▶ [PROBLEM DESCRIPTION] The records are to be repeated exactly, and any images in them are to be dropped.
PROVIDED DATA Start Marker
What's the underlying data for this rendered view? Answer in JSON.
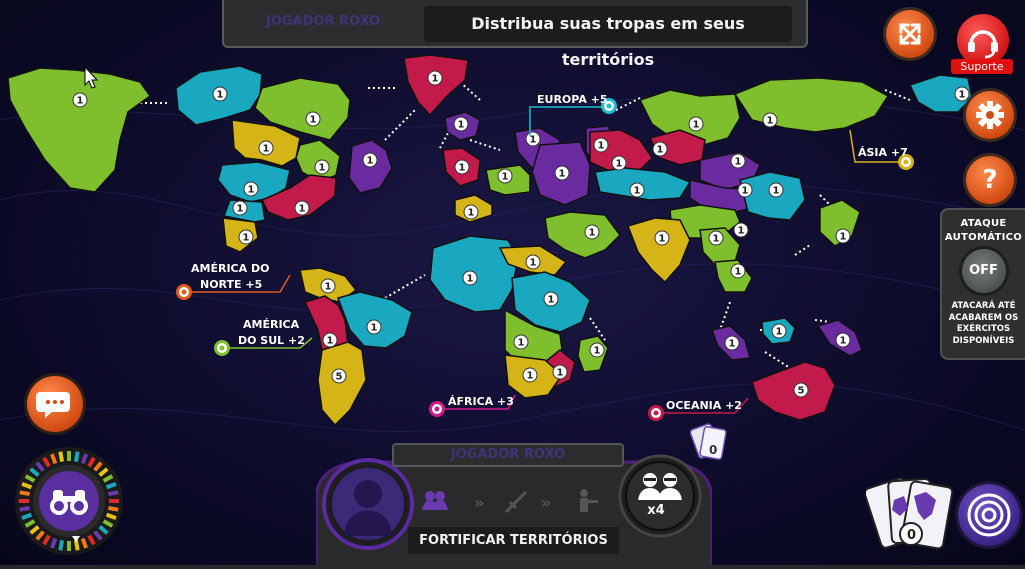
{
  "header": {
    "player_label": "JOGADOR ROXO",
    "instruction": "Distribua suas tropas em seus territórios"
  },
  "top_right": {
    "fullscreen_icon": "expand-icon",
    "support_label": "Suporte",
    "settings_icon": "gear-icon",
    "help_icon": "question-icon"
  },
  "auto_attack": {
    "title": "ATAQUE AUTOMÁTICO",
    "toggle": "OFF",
    "description": "ATACARÁ ATÉ ACABAREM OS EXÉRCITOS DISPONÍVEIS"
  },
  "continents": {
    "europe": "EUROPA +5",
    "asia": "ÁSIA +7",
    "north_america": "AMÉRICA DO NORTE +5",
    "south_america": "AMÉRICA DO SUL +2",
    "africa": "ÁFRICA +3",
    "oceania": "OCEANIA +2"
  },
  "territories": [
    {
      "c": "#7fbf2e",
      "a": "1"
    },
    {
      "c": "#1aa7c0",
      "a": "1"
    },
    {
      "c": "#7fbf2e",
      "a": "1"
    },
    {
      "c": "#c21a4a",
      "a": "1"
    },
    {
      "c": "#d4b417",
      "a": "1"
    },
    {
      "c": "#7fbf2e",
      "a": "1"
    },
    {
      "c": "#6a2aa0",
      "a": "1"
    },
    {
      "c": "#1aa7c0",
      "a": "1"
    },
    {
      "c": "#c21a4a",
      "a": "1"
    },
    {
      "c": "#d4b417",
      "a": "1"
    },
    {
      "c": "#1aa7c0",
      "a": "1"
    },
    {
      "c": "#d4b417",
      "a": "1"
    },
    {
      "c": "#c21a4a",
      "a": "1"
    },
    {
      "c": "#d4b417",
      "a": "5"
    },
    {
      "c": "#1aa7c0",
      "a": "1"
    },
    {
      "c": "#6a2aa0",
      "a": "1"
    },
    {
      "c": "#c21a4a",
      "a": "1"
    },
    {
      "c": "#6a2aa0",
      "a": "1"
    },
    {
      "c": "#7fbf2e",
      "a": "1"
    },
    {
      "c": "#d4b417",
      "a": "1"
    },
    {
      "c": "#6a2aa0",
      "a": "1"
    },
    {
      "c": "#6a2aa0",
      "a": "1"
    },
    {
      "c": "#1aa7c0",
      "a": "1"
    },
    {
      "c": "#d4b417",
      "a": "1"
    },
    {
      "c": "#1aa7c0",
      "a": "1"
    },
    {
      "c": "#7fbf2e",
      "a": "1"
    },
    {
      "c": "#c21a4a",
      "a": "1"
    },
    {
      "c": "#d4b417",
      "a": "1"
    },
    {
      "c": "#7fbf2e",
      "a": "1"
    },
    {
      "c": "#c21a4a",
      "a": "1"
    },
    {
      "c": "#7fbf2e",
      "a": "1"
    },
    {
      "c": "#c21a4a",
      "a": "1"
    },
    {
      "c": "#6a2aa0",
      "a": "1"
    },
    {
      "c": "#7fbf2e",
      "a": "1"
    },
    {
      "c": "#1aa7c0",
      "a": "1"
    },
    {
      "c": "#6a2aa0",
      "a": "1"
    },
    {
      "c": "#7fbf2e",
      "a": "1"
    },
    {
      "c": "#7fbf2e",
      "a": "1"
    },
    {
      "c": "#1aa7c0",
      "a": "1"
    },
    {
      "c": "#d4b417",
      "a": "1"
    },
    {
      "c": "#7fbf2e",
      "a": "1"
    },
    {
      "c": "#7fbf2e",
      "a": "1"
    },
    {
      "c": "#7fbf2e",
      "a": "1"
    },
    {
      "c": "#1aa7c0",
      "a": "1"
    },
    {
      "c": "#6a2aa0",
      "a": "1"
    },
    {
      "c": "#6a2aa0",
      "a": "1"
    },
    {
      "c": "#c21a4a",
      "a": "5"
    },
    {
      "c": "#1aa7c0",
      "a": "1"
    }
  ],
  "hud": {
    "player_label": "JOGADOR ROXO",
    "phase_button": "FORTIFICAR TERRITÓRIOS",
    "reinforcements": "x4",
    "cards_small_count": "0",
    "cards_big_count": "0"
  },
  "colors": {
    "green": "#7fbf2e",
    "cyan": "#1aa7c0",
    "red": "#c21a4a",
    "yellow": "#d4b417",
    "purple": "#6a2aa0",
    "orange": "#e05a1a"
  }
}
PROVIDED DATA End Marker
▶ [EXPECTED ANSWER]
What's the underlying data for this rendered view? Answer in JSON.
{
  "header": {
    "player_label": "JOGADOR ROXO",
    "instruction": "Distribua suas tropas em seus territórios"
  },
  "top_right": {
    "fullscreen_icon": "expand-icon",
    "support_label": "Suporte",
    "settings_icon": "gear-icon",
    "help_icon": "question-icon"
  },
  "auto_attack": {
    "title": "ATAQUE AUTOMÁTICO",
    "toggle": "OFF",
    "description": "ATACARÁ ATÉ ACABAREM OS EXÉRCITOS DISPONÍVEIS"
  },
  "continents": {
    "europe": "EUROPA +5",
    "asia": "ÁSIA +7",
    "north_america": "AMÉRICA DO NORTE +5",
    "south_america": "AMÉRICA DO SUL +2",
    "africa": "ÁFRICA +3",
    "oceania": "OCEANIA +2"
  },
  "territories": [
    {
      "c": "#7fbf2e",
      "a": "1"
    },
    {
      "c": "#1aa7c0",
      "a": "1"
    },
    {
      "c": "#7fbf2e",
      "a": "1"
    },
    {
      "c": "#c21a4a",
      "a": "1"
    },
    {
      "c": "#d4b417",
      "a": "1"
    },
    {
      "c": "#7fbf2e",
      "a": "1"
    },
    {
      "c": "#6a2aa0",
      "a": "1"
    },
    {
      "c": "#1aa7c0",
      "a": "1"
    },
    {
      "c": "#c21a4a",
      "a": "1"
    },
    {
      "c": "#d4b417",
      "a": "1"
    },
    {
      "c": "#1aa7c0",
      "a": "1"
    },
    {
      "c": "#d4b417",
      "a": "1"
    },
    {
      "c": "#c21a4a",
      "a": "1"
    },
    {
      "c": "#d4b417",
      "a": "5"
    },
    {
      "c": "#1aa7c0",
      "a": "1"
    },
    {
      "c": "#6a2aa0",
      "a": "1"
    },
    {
      "c": "#c21a4a",
      "a": "1"
    },
    {
      "c": "#6a2aa0",
      "a": "1"
    },
    {
      "c": "#7fbf2e",
      "a": "1"
    },
    {
      "c": "#d4b417",
      "a": "1"
    },
    {
      "c": "#6a2aa0",
      "a": "1"
    },
    {
      "c": "#6a2aa0",
      "a": "1"
    },
    {
      "c": "#1aa7c0",
      "a": "1"
    },
    {
      "c": "#d4b417",
      "a": "1"
    },
    {
      "c": "#1aa7c0",
      "a": "1"
    },
    {
      "c": "#7fbf2e",
      "a": "1"
    },
    {
      "c": "#c21a4a",
      "a": "1"
    },
    {
      "c": "#d4b417",
      "a": "1"
    },
    {
      "c": "#7fbf2e",
      "a": "1"
    },
    {
      "c": "#c21a4a",
      "a": "1"
    },
    {
      "c": "#7fbf2e",
      "a": "1"
    },
    {
      "c": "#c21a4a",
      "a": "1"
    },
    {
      "c": "#6a2aa0",
      "a": "1"
    },
    {
      "c": "#7fbf2e",
      "a": "1"
    },
    {
      "c": "#1aa7c0",
      "a": "1"
    },
    {
      "c": "#6a2aa0",
      "a": "1"
    },
    {
      "c": "#7fbf2e",
      "a": "1"
    },
    {
      "c": "#7fbf2e",
      "a": "1"
    },
    {
      "c": "#1aa7c0",
      "a": "1"
    },
    {
      "c": "#d4b417",
      "a": "1"
    },
    {
      "c": "#7fbf2e",
      "a": "1"
    },
    {
      "c": "#7fbf2e",
      "a": "1"
    },
    {
      "c": "#7fbf2e",
      "a": "1"
    },
    {
      "c": "#1aa7c0",
      "a": "1"
    },
    {
      "c": "#6a2aa0",
      "a": "1"
    },
    {
      "c": "#6a2aa0",
      "a": "1"
    },
    {
      "c": "#c21a4a",
      "a": "5"
    },
    {
      "c": "#1aa7c0",
      "a": "1"
    }
  ],
  "hud": {
    "player_label": "JOGADOR ROXO",
    "phase_button": "FORTIFICAR TERRITÓRIOS",
    "reinforcements": "x4",
    "cards_small_count": "0",
    "cards_big_count": "0"
  },
  "colors": {
    "green": "#7fbf2e",
    "cyan": "#1aa7c0",
    "red": "#c21a4a",
    "yellow": "#d4b417",
    "purple": "#6a2aa0",
    "orange": "#e05a1a"
  }
}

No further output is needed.